# Work task
I would like every line of the records below that contains the word "letters" copied.
···
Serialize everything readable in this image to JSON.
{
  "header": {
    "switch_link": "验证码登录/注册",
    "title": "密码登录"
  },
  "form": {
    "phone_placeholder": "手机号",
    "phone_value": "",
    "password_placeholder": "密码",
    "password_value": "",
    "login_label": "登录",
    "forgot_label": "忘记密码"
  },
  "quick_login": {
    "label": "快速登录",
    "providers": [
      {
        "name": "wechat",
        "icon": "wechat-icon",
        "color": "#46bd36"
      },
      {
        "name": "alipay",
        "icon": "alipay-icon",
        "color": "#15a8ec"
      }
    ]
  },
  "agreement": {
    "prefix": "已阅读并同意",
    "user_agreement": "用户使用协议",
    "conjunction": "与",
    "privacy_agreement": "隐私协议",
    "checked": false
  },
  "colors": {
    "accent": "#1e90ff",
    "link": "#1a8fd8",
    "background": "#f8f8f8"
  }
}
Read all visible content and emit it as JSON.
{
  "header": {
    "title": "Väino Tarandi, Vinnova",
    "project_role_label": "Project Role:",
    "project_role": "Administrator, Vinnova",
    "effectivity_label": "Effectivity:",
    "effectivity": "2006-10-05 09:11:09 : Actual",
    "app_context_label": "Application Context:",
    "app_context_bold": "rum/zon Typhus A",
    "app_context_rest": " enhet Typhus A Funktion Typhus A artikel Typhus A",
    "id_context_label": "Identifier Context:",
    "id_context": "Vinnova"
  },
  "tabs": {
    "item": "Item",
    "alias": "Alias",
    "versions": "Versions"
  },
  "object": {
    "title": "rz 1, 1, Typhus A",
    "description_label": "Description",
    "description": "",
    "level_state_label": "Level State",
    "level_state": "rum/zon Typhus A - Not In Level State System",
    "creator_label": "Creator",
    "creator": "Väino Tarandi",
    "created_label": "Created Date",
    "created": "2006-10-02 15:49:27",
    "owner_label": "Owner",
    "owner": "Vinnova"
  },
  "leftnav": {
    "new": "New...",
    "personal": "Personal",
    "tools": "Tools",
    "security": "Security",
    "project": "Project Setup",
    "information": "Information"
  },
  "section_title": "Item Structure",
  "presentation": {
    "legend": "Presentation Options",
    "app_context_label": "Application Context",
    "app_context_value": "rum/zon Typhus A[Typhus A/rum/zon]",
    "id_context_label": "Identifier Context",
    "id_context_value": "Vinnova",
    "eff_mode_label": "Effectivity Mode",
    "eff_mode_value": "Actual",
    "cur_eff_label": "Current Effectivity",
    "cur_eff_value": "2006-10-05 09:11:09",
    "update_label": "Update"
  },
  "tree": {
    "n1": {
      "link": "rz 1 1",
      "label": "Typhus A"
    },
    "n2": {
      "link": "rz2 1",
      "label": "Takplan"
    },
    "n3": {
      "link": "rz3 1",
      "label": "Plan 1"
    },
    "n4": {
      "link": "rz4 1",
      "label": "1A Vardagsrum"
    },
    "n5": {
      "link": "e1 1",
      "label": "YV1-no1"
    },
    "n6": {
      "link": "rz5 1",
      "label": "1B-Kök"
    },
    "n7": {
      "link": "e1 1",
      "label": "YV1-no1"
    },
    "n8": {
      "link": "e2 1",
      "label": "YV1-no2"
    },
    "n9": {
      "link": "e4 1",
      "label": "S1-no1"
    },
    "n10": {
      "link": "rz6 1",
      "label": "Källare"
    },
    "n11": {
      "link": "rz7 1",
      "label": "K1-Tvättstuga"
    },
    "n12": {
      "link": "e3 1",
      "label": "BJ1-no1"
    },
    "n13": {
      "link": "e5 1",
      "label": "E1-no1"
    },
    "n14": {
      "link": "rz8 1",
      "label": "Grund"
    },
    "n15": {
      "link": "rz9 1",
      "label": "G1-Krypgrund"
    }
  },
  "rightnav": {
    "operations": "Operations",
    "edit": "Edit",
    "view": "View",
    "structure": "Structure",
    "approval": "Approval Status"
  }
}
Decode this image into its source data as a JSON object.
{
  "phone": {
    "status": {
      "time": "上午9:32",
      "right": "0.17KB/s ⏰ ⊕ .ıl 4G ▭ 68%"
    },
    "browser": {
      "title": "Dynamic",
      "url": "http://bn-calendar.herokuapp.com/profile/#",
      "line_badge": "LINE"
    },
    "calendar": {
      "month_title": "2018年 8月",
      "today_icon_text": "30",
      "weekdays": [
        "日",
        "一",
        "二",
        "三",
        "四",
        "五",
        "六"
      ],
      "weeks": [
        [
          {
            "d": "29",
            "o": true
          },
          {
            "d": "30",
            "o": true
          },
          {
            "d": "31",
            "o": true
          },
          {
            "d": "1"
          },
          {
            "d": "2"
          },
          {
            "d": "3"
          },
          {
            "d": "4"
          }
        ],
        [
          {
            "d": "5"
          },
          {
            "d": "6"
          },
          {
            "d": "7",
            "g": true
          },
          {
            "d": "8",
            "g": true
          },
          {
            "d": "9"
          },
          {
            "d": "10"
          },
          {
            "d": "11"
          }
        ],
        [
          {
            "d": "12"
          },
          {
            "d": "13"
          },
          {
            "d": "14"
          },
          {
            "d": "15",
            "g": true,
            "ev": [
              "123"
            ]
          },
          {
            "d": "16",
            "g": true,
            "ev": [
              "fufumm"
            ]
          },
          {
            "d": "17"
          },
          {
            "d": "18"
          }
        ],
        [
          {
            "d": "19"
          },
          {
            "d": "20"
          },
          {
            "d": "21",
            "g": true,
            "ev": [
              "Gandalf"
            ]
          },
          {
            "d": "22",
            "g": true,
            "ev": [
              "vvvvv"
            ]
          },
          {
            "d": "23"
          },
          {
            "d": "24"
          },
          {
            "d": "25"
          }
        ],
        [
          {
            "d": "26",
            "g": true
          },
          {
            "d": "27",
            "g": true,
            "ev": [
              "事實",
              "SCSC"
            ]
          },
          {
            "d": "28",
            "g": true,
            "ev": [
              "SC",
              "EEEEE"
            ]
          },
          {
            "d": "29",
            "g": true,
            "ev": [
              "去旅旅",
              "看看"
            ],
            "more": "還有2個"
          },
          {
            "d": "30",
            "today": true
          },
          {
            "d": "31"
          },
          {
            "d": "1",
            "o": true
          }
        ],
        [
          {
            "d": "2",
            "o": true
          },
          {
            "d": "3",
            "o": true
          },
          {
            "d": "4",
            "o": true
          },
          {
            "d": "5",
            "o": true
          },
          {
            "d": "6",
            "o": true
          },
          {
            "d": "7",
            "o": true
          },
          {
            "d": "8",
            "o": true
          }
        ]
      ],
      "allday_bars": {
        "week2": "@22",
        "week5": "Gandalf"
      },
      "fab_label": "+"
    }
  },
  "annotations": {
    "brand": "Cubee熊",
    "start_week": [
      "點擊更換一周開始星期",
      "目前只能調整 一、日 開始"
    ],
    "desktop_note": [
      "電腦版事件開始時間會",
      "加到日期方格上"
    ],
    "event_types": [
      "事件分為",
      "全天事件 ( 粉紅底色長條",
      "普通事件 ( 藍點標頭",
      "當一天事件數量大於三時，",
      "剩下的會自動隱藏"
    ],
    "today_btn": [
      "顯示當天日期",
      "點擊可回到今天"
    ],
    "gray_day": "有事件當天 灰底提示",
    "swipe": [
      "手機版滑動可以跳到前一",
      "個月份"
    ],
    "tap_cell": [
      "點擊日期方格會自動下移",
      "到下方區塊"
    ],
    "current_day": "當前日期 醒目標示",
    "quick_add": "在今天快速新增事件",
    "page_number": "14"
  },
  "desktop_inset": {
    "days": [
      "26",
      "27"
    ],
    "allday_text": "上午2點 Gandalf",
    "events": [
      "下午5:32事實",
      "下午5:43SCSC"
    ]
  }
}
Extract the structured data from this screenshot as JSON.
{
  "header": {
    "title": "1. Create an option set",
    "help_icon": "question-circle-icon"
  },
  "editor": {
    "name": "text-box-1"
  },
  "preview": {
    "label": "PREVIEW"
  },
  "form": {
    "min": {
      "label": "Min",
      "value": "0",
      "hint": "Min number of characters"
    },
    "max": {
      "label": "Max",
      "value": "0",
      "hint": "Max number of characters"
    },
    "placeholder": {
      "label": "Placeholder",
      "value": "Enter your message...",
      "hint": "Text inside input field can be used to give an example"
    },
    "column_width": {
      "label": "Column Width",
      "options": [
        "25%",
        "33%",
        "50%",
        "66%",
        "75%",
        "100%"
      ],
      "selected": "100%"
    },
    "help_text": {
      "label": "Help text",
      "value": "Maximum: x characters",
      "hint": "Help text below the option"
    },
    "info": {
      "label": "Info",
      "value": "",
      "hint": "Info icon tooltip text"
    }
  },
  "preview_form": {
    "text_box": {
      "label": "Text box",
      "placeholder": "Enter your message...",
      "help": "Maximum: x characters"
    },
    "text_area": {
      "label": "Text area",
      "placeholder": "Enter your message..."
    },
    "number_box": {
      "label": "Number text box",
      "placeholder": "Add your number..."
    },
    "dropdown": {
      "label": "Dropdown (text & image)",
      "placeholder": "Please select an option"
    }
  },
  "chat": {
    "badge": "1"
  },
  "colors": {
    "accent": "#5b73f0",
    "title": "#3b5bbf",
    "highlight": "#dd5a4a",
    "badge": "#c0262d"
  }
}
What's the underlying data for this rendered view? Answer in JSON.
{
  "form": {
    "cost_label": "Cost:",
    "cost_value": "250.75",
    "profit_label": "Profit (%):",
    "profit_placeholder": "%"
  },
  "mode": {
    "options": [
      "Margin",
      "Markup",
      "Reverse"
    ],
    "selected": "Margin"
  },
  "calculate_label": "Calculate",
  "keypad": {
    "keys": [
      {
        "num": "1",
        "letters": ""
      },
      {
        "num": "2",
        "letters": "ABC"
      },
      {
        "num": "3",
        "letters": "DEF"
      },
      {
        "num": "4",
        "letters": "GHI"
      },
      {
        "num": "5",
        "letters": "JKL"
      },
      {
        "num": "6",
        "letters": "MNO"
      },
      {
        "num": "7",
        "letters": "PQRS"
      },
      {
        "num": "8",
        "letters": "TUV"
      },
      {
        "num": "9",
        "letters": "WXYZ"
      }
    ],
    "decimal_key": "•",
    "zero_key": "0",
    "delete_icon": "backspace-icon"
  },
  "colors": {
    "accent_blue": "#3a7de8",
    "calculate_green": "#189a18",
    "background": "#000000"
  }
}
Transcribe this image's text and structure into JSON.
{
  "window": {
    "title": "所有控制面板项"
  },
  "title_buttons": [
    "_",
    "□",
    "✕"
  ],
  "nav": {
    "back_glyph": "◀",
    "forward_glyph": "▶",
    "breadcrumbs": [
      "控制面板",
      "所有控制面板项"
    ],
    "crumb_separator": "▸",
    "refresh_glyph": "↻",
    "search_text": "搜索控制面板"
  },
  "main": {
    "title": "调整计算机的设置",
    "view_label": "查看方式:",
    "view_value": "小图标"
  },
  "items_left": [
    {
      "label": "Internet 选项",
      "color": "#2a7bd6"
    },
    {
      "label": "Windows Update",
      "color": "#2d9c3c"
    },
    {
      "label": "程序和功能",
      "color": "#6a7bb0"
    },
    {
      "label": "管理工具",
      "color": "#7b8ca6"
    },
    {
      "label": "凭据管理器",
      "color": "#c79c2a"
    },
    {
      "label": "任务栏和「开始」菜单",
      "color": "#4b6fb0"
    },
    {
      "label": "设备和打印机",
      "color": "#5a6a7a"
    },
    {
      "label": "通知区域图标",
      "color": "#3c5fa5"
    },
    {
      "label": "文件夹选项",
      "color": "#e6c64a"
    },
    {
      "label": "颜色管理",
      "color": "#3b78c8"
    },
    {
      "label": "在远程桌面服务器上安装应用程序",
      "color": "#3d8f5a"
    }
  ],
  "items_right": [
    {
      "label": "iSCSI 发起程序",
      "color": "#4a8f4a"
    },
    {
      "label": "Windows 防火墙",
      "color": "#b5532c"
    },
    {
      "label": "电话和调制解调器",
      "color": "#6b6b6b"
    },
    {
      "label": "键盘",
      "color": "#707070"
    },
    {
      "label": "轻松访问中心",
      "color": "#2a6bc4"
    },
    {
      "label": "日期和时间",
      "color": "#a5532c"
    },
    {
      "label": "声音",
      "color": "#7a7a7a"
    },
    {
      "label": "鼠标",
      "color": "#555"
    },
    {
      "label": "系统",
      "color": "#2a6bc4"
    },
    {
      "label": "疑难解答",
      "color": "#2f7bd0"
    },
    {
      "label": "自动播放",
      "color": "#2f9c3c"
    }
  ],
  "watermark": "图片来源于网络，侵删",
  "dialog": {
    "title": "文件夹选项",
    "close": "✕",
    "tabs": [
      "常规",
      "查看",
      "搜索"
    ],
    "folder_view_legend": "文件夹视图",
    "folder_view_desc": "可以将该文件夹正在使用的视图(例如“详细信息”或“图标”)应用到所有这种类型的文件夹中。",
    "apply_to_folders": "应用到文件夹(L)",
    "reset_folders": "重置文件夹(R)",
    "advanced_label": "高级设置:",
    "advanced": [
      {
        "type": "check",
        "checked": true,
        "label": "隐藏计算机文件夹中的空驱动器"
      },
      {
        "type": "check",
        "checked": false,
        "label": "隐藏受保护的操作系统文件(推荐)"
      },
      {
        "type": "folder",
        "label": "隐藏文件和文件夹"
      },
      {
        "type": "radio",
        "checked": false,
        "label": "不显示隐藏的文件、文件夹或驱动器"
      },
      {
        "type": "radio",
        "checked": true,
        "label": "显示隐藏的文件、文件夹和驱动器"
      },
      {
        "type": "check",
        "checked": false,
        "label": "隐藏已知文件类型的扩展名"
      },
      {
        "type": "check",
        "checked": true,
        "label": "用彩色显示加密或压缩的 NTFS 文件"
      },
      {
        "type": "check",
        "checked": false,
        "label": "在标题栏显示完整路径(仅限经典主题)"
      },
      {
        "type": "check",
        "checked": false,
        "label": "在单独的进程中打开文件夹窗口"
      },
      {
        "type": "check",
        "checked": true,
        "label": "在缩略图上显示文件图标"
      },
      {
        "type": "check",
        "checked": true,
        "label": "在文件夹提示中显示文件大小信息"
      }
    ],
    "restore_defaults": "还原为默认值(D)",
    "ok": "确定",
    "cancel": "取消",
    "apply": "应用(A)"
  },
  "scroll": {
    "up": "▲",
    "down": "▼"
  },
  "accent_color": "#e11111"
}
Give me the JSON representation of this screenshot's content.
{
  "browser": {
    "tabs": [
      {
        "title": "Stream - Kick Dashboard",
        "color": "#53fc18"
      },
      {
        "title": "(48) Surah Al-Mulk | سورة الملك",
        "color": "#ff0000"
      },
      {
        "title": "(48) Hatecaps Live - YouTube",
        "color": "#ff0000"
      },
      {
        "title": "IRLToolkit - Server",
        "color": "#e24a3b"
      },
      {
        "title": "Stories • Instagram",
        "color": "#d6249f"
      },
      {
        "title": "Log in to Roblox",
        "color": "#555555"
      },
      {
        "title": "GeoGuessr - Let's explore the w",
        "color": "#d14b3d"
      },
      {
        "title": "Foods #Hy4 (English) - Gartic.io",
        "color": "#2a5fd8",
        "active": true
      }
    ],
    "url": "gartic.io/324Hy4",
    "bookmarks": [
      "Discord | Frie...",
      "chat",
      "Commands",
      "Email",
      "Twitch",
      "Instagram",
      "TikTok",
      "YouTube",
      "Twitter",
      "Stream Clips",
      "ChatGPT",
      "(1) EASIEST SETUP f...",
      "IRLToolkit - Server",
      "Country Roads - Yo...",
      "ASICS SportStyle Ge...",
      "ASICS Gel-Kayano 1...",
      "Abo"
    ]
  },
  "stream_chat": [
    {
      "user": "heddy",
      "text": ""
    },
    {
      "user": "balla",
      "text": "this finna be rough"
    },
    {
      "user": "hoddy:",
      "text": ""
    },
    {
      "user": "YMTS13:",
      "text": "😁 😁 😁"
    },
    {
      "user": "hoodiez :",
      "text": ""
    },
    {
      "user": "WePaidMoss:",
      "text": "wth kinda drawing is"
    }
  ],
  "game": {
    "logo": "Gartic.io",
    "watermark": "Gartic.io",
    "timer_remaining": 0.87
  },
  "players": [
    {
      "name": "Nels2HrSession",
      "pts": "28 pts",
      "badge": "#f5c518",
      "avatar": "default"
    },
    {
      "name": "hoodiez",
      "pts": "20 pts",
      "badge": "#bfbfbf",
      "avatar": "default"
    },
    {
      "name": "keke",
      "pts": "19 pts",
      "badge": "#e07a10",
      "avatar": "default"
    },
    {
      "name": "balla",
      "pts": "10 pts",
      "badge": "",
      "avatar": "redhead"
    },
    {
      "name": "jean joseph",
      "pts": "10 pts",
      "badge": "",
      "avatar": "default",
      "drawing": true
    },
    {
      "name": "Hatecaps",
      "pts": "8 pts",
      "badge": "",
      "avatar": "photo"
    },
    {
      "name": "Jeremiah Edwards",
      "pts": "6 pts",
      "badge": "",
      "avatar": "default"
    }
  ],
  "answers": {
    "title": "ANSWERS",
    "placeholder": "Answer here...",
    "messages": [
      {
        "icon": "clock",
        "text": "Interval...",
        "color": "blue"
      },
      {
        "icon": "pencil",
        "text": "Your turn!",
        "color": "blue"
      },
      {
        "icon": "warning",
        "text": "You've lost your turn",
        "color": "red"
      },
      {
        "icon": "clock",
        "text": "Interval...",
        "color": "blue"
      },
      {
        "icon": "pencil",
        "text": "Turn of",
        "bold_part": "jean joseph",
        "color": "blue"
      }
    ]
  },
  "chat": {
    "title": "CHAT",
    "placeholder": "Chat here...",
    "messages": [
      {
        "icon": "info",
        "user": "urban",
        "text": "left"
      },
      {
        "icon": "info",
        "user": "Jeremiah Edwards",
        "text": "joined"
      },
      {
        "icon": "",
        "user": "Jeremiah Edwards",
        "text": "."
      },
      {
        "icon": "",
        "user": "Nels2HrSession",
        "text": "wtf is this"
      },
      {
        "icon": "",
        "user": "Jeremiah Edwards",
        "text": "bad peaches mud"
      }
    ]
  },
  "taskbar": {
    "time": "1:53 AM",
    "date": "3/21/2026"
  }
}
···
# Solution to the problem
        "letters": ""
        "letters": "ABC"
        "letters": "DEF"
        "letters": "GHI"
        "letters": "JKL"
        "letters": "MNO"
        "letters": "PQRS"
        "letters": "TUV"
        "letters": "WXYZ"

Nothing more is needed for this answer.